Kun-Yang Lin’s journey as a dancer, choreographer, and teacher began in his native country of Taiwan over 25 years ago, where he was a celebrated young dancer, who was already creating works of his own. For the last two decades, he has been artistic director-choreographer of KYL/Dancers, which Lin established in New York, then relocated the company to Philadelphia, where it has emerged as one of the city’s most artistically successful dance companies.
To mark his 10th year in Philly, Lin is about to premiere his 101st contemporary ballet, titled aptly enough Spring 101, at the Annenberg Center on the campus of the University of Pennsylvania in West Philadelphia. It is the centerpiece of a concert retrospective of Lin’s extensive repertory. In addition to the new piece, the company will perform Lin’s signature dance works Moon (1993), From The Land of Lost Content (2000), Dreamscape (2016) and his new production of CHI, first created in 2002 for five dancers and now expanded to full company work.
Lin’s is a master of Asian tradition dance and theater. The scope of Kun-Yang’s work encompasses a wide range of styles, both classical and contemporary idioms and informed by Eastern arts including tai chi, chi gong, calligraphy, meditation, and Chinese opera movement. When Lin emigrating the New York City in 1994, he danced everything from NYC urban contemporary to neoclassical to authentic tango.
He founded his KYL/Dancers in New York in the 90s and Lin and his partner (now husband) Ken Metzner, decided to relocate to Philadelphia in 2009. Together they established the CHI Mac Movement Center near the Italian Market district in South Philadelphia. The Center is the company’s studio and has also become an epicenter for the Philly dance community.
Leading up to his milestone year, Lin last three major dance-theater works, Lin has addressed a myriad social justice issues, issues of the real-life experience of immigrants in HOME/ S. 9th St (2015), his searing dance elegy ‘Santuario’ (2017) in memoriam to the victims of the Pulse Nightclub shootings and his last long-form ballet The Faith Project, (2018) inspired by a year-long community interfaith dialogue and symposium that convened at CHI Mac studios over the course of the previous year.
All critically acclaimed works that also was the platform for audience engagement and community dialogue and Lin wanted to dance to reflect complex social issues about the struggles of immigrants, racism, homophobia, and questions of spirituality in a perilous time.
As important as it is for dance to express issues of our time, it was his milestone of making over 100 contemporary ballets to meditate on what flourishes even during turbulent times, “I wanted to create a piece about joy.” He said.
As he puts the finishing touches on ‘Spring 101. The ballet has an environmental soundscape that mixes music from the baroque era, “You feel that the desire for joy inside baroque music. I listen to music give you a sense of your relationship with the universe.” And in this case the musical universe of J. S. Bach and other masters including Telemann, Purcell and Vivaldi.

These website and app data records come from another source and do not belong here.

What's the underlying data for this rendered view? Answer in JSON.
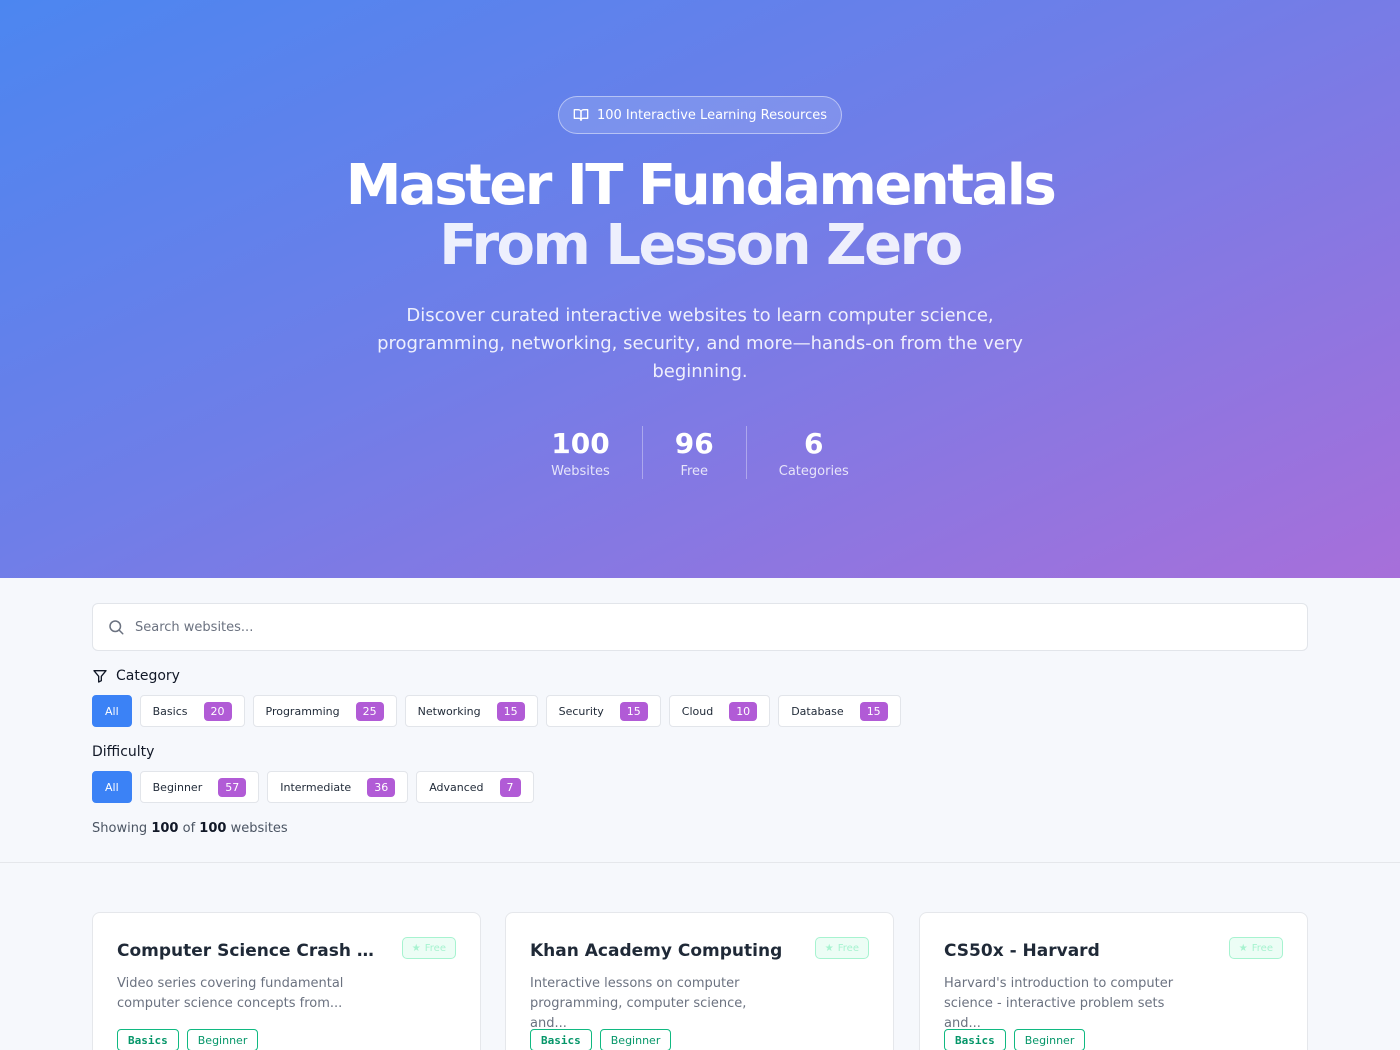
{
  "hero": {
    "badge": "100 Interactive Learning Resources",
    "title_line1": "Master IT Fundamentals",
    "title_line2": "From Lesson Zero",
    "subtitle": "Discover curated interactive websites to learn computer science, programming, networking, security, and more—hands-on from the very beginning.",
    "stats": [
      {
        "value": "100",
        "label": "Websites"
      },
      {
        "value": "96",
        "label": "Free"
      },
      {
        "value": "6",
        "label": "Categories"
      }
    ]
  },
  "search": {
    "placeholder": "Search websites..."
  },
  "category_filter": {
    "title": "Category",
    "chips": [
      {
        "label": "All",
        "count": null,
        "active": true
      },
      {
        "label": "Basics",
        "count": "20"
      },
      {
        "label": "Programming",
        "count": "25"
      },
      {
        "label": "Networking",
        "count": "15"
      },
      {
        "label": "Security",
        "count": "15"
      },
      {
        "label": "Cloud",
        "count": "10"
      },
      {
        "label": "Database",
        "count": "15"
      }
    ]
  },
  "difficulty_filter": {
    "title": "Difficulty",
    "chips": [
      {
        "label": "All",
        "count": null,
        "active": true
      },
      {
        "label": "Beginner",
        "count": "57"
      },
      {
        "label": "Intermediate",
        "count": "36"
      },
      {
        "label": "Advanced",
        "count": "7"
      }
    ]
  },
  "results": {
    "prefix": "Showing",
    "shown": "100",
    "of": "of",
    "total": "100",
    "suffix": "websites"
  },
  "cards": [
    {
      "title": "Computer Science Crash Course",
      "badge": "Free",
      "description": "Video series covering fundamental computer science concepts from...",
      "tags": [
        "Basics",
        "Beginner"
      ]
    },
    {
      "title": "Khan Academy Computing",
      "badge": "Free",
      "description": "Interactive lessons on computer programming, computer science, and...",
      "tags": [
        "Basics",
        "Beginner"
      ]
    },
    {
      "title": "CS50x - Harvard",
      "badge": "Free",
      "description": "Harvard's introduction to computer science - interactive problem sets and...",
      "tags": [
        "Basics",
        "Beginner"
      ]
    }
  ],
  "colors": {
    "accent": "#3b82f6",
    "count_badge": "#b15bd6",
    "tag_green": "#10b981"
  }
}
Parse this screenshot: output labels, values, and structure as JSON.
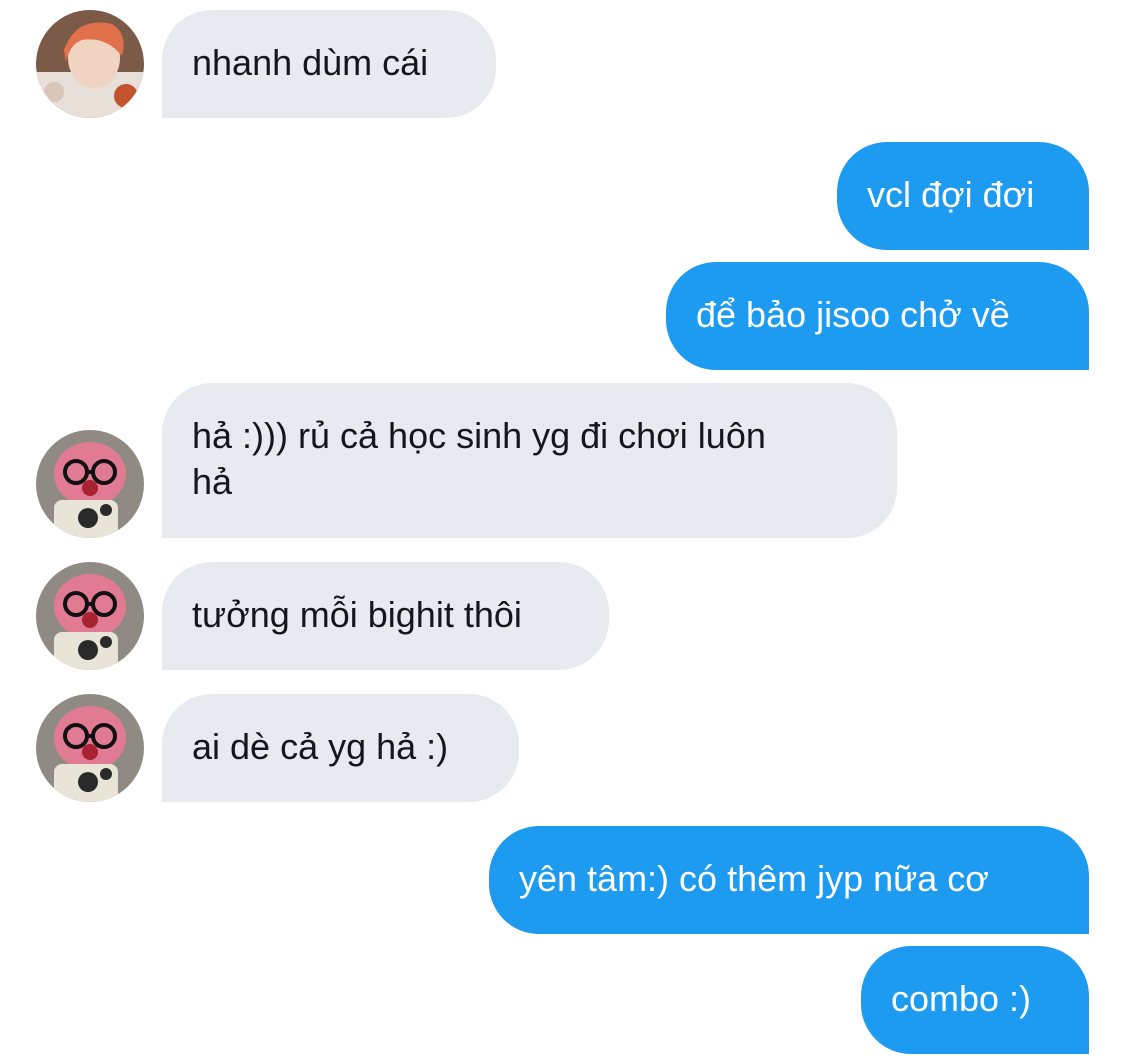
{
  "messages": [
    {
      "direction": "incoming",
      "sender_avatar": "orange-hair-person-avatar",
      "text": "nhanh dùm cái"
    },
    {
      "direction": "outgoing",
      "text": "vcl đợi đơi"
    },
    {
      "direction": "outgoing",
      "text": "để bảo jisoo chở về"
    },
    {
      "direction": "incoming",
      "sender_avatar": "pink-plush-glasses-avatar",
      "text_line1": "hả :))) rủ cả học sinh yg đi chơi luôn",
      "text_line2": "hả"
    },
    {
      "direction": "incoming",
      "sender_avatar": "pink-plush-glasses-avatar",
      "text": "tưởng mỗi bighit thôi"
    },
    {
      "direction": "incoming",
      "sender_avatar": "pink-plush-glasses-avatar",
      "text": "ai dè cả yg hả :)"
    },
    {
      "direction": "outgoing",
      "text": "yên tâm:) có thêm jyp nữa cơ"
    },
    {
      "direction": "outgoing",
      "text": "combo :)"
    }
  ],
  "colors": {
    "incoming_bubble": "#e7ebef",
    "incoming_text": "#14171a",
    "outgoing_bubble": "#1d9bf0",
    "outgoing_text": "#ffffff",
    "background": "#ffffff"
  }
}
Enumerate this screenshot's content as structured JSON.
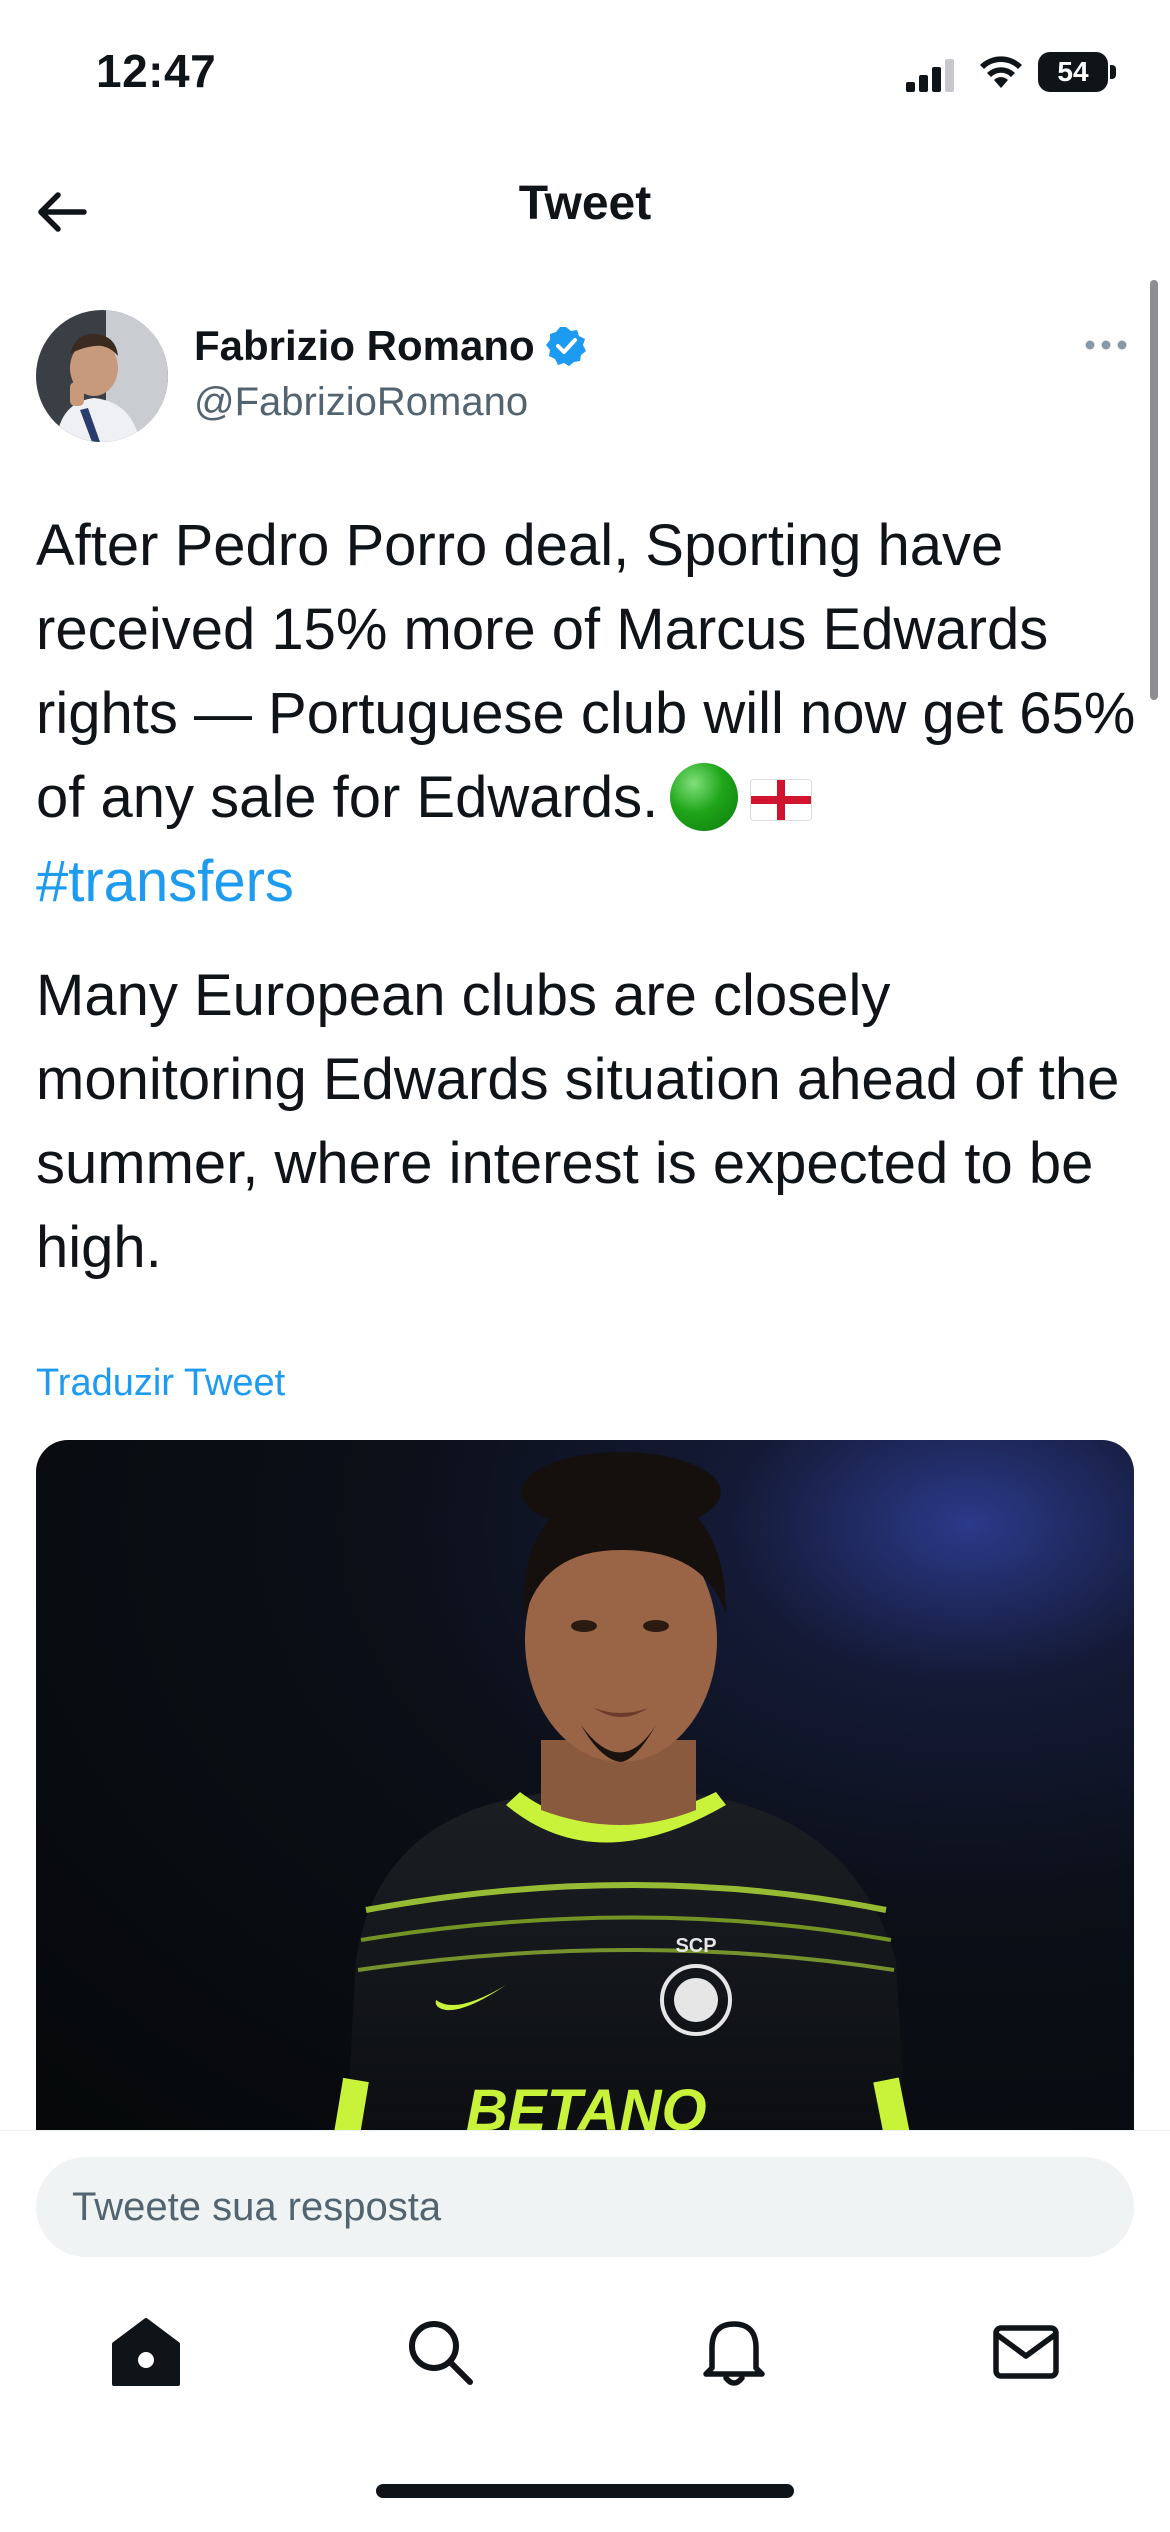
{
  "status_bar": {
    "time": "12:47",
    "battery": "54"
  },
  "header": {
    "title": "Tweet",
    "back_icon": "arrow-left-icon"
  },
  "tweet": {
    "author": {
      "name": "Fabrizio Romano",
      "handle": "@FabrizioRomano",
      "verified": true
    },
    "paragraph1": "After Pedro Porro deal, Sporting have received 15% more of Marcus Edwards rights — Portuguese club will now get 65% of any sale for Edwards.",
    "emojis": [
      "green-circle-emoji",
      "england-flag-emoji"
    ],
    "hashtag": "#transfers",
    "paragraph2": "Many European clubs are closely monitoring Edwards situation ahead of the summer, where interest is expected to be high.",
    "translate_label": "Traduzir Tweet",
    "media": {
      "jersey_sponsor": "BETANO",
      "crest_text": "SCP"
    }
  },
  "reply": {
    "placeholder": "Tweete sua resposta"
  },
  "tab_bar": {
    "items": [
      "home-icon",
      "search-icon",
      "notifications-icon",
      "messages-icon"
    ]
  },
  "colors": {
    "accent": "#1d9bf0",
    "text": "#0f1419",
    "secondary": "#536471"
  }
}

Those universal meditations were on Lin’s mind and in his heart over the last year as he was being dealing with a life-threatening illness. “Suddenly, joy becomes very important. A quest for who you are. in all of its interconnectedness with nature,” Lin observes as he puts the finishing touches on ‘Spring 101’ at his studio earlier this year, in preparation for the Annenberg concerts.
His dancers- Liu Mo, Weiwei Ma, Evalina Carbonell, Grace Stern, Annielille Gavino, Nikolai McKenzie, Keila Perez-Vega, Francis Markocki, Kyan Namazi, Barbara Craig Liu- run through the choreography first without the music, then with, They dance in intricate, pulsing configurations at breakneck speed, just as suddenly in riveting freeze motion sequences, clustered together in morphing sculptures that keep evolving, they are human animals, that can morph into other creatures convincingly. Lin mostly circling the dancers and making single word suggestions to the dancers.
In revisiting his repertory for the Annenberg Concerts, Lin taps his photographic movement memories and is exacting, but most vitally, how it connects with his dancers, many of whom have never performed the older work. So the detailing and intensity in transferring a ‘Moon’ that only Lin has danced so far, onto dancer Liu Mo, is more than just teaching the steps, Lin transfers that unnamable X factor that brings transcendence in the dance moment.